If I want a cookie tea, I’ll stick to Cha Yen Thai. This one isn’t even getting a second chance.
Oh… Oh my. Color me pleasantly surprised. Looking at the ingredients list I had been all prepared for another snarky “Oh look, it’s another Teavana candy-tea” review. And as most Teavana teas are, it is very sweet. Open the package and the scent of an almond cookie wafts right out.
But the ingredients are intruiging: pink peppercorns, entire star anise, slivered almonds. Brewed up to a lovely deep amber, it’s like sipping on a delicious almond spice cookie, and I love it. I can see the chai, kind of, and I can see the thai, kind of, but really let’s call a spade a spade. This is a cookie tea, and a tasty, complex and drinkable cookie tea. It’s plenty sweet with no extra sugar needed. I’m enjoying the combination of red and black tea. It makes for very good sipping.
You’ve done right on this one, Teavana. Let’s hope you can make more like this.
This one had a lot of potential to be a Celestial Seasonings Zinger clone, but I was intrigued enough to try it at a steep discount by the inclusion of beetroot and chunks of dried grapefruit. And sure enough, it’s much better than any Zinger. The hibiscus dominates as it tends to do in teas like this, but the citrus is also a prominent player and I believe the beets mellow things out a bit. It’s tart, but not as insanely unbalanced tart as Celestial Seasonings and Tazo go. I don’t think I’m ever going to be over the moon about a citrus hibiscus, but if that’s your kind of thing this is one of the better ones.
I’ve learned to be wary of chocolate teas over the years. They always seem to promise a lot more than they deliver. Republic of Teas chocolate always tastes artificial and waxy, and Teavana knows no restraint when it comes to sweetness.
Enter a sample of this tea. What’s this? Simple black tea with real quality chocolate curls (I may or may not have tasted one straight out of the packet) and a hint of vanilla? No mockolate flavor? Only 3 simple components? Promising!

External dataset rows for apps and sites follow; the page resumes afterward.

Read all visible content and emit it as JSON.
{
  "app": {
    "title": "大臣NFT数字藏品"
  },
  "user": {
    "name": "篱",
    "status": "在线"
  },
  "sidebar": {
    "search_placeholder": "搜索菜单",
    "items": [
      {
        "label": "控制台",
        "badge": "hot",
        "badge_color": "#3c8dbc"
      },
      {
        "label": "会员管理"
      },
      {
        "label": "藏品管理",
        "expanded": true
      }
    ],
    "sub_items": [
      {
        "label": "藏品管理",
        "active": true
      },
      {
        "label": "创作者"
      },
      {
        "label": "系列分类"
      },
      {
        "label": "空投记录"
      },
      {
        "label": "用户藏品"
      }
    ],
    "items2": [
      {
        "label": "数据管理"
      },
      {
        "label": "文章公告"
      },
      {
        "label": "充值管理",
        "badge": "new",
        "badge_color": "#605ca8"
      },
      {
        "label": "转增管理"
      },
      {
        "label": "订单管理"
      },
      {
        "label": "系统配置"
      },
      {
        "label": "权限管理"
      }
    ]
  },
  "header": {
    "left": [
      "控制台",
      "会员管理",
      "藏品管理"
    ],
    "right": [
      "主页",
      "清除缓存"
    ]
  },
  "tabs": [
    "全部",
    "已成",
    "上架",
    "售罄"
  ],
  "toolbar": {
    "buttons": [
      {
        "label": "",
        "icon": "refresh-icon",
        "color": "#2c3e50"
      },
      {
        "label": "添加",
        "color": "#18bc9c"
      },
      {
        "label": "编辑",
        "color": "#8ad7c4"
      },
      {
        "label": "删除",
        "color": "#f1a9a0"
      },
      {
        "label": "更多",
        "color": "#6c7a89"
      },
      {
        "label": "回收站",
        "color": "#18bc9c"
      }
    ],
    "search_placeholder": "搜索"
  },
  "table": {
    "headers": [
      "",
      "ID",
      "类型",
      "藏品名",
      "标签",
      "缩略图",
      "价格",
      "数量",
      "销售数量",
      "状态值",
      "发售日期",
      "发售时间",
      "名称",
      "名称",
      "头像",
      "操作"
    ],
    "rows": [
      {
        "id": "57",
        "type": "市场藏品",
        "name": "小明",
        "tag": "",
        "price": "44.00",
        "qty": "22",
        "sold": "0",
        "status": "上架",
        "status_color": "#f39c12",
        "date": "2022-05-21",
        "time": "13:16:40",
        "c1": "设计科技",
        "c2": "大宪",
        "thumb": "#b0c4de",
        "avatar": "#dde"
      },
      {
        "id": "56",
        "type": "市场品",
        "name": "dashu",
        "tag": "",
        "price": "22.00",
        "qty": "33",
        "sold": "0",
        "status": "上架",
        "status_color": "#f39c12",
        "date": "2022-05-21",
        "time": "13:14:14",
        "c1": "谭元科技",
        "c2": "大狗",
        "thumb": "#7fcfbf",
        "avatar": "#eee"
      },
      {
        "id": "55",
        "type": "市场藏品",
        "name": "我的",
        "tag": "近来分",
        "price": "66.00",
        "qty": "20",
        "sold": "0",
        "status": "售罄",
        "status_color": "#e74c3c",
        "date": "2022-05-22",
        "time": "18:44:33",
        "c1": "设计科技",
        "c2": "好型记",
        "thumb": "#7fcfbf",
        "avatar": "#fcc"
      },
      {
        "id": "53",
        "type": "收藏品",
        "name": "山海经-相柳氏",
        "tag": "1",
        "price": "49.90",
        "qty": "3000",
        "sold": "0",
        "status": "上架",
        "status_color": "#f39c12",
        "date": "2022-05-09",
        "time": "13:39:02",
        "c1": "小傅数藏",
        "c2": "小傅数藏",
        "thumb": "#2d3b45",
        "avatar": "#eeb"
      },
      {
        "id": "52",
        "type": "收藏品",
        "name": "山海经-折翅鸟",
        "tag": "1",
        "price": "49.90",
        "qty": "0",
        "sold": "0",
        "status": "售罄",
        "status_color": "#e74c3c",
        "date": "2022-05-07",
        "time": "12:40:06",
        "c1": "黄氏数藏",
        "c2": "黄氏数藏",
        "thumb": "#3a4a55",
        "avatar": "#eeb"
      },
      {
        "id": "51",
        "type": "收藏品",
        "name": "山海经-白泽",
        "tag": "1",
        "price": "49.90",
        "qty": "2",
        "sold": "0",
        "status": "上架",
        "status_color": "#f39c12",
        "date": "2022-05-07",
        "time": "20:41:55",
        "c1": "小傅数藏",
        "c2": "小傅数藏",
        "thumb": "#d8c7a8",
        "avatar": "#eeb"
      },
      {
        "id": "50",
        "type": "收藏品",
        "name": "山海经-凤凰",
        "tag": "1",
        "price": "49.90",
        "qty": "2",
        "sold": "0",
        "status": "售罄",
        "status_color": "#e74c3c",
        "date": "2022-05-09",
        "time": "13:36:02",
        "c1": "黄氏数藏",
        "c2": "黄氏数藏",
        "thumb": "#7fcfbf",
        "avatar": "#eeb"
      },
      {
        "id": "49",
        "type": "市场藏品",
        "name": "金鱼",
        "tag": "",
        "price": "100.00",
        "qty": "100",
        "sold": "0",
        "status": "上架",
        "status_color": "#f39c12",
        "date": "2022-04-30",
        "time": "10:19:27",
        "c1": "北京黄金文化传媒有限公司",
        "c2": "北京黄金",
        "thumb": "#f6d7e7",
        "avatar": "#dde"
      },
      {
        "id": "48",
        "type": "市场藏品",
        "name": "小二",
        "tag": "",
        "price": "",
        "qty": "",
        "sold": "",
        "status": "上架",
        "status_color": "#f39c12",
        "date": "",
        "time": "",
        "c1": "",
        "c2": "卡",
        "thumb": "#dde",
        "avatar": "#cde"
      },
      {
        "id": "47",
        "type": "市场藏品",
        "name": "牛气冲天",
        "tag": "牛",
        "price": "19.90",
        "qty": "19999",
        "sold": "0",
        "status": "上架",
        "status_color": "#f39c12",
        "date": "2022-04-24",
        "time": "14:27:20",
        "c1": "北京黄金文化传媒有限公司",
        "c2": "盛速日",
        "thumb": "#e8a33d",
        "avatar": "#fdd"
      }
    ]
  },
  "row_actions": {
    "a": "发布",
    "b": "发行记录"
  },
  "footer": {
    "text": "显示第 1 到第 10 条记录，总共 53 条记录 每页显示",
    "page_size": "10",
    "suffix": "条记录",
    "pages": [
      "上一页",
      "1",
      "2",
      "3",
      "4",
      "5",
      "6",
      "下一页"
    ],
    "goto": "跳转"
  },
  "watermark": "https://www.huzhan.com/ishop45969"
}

This might be one of the best chocolate teas I’ve had. It isn’t perfect; there’s a certain dusty aftertaste that I’m not loving. But the chocolate melts into the tea, giving it a smooth and creamy texture, and the tea and chocolate combine wonderfully. This is not hot chocolate masquerading as tea. This is real chocolate-infused tea, and a very balanced one at that.
I’ve found that adding a bit of milk and cream cuts down the dusty/bitter components. Overall, a great tea for dessert.
One thing I love about Zen Tea is that they include the steep times right on the package. I’ve been spared many an over-steeped tea thanks to companies that take that extra step (putting the info up on their website just isn’t the same!).
I was worried that the tea would be a bit cough-syrupy from the very powerful dry leaf smell. Fortunately, that’s not the case at all. The tea retains the cherry smell once steeped, but the taste itself is much more subdued. It’s rather floral, rather grassy, just a bit fruity. Everything is in moderation and it’s very smooth on the palate.
I wish I had ordered more than a tiny packet of this now that I know it doesn’t taste like candy, but c’est la vie. I’ll enjoy what I have and hope that it’s a tea that comes back when they restock.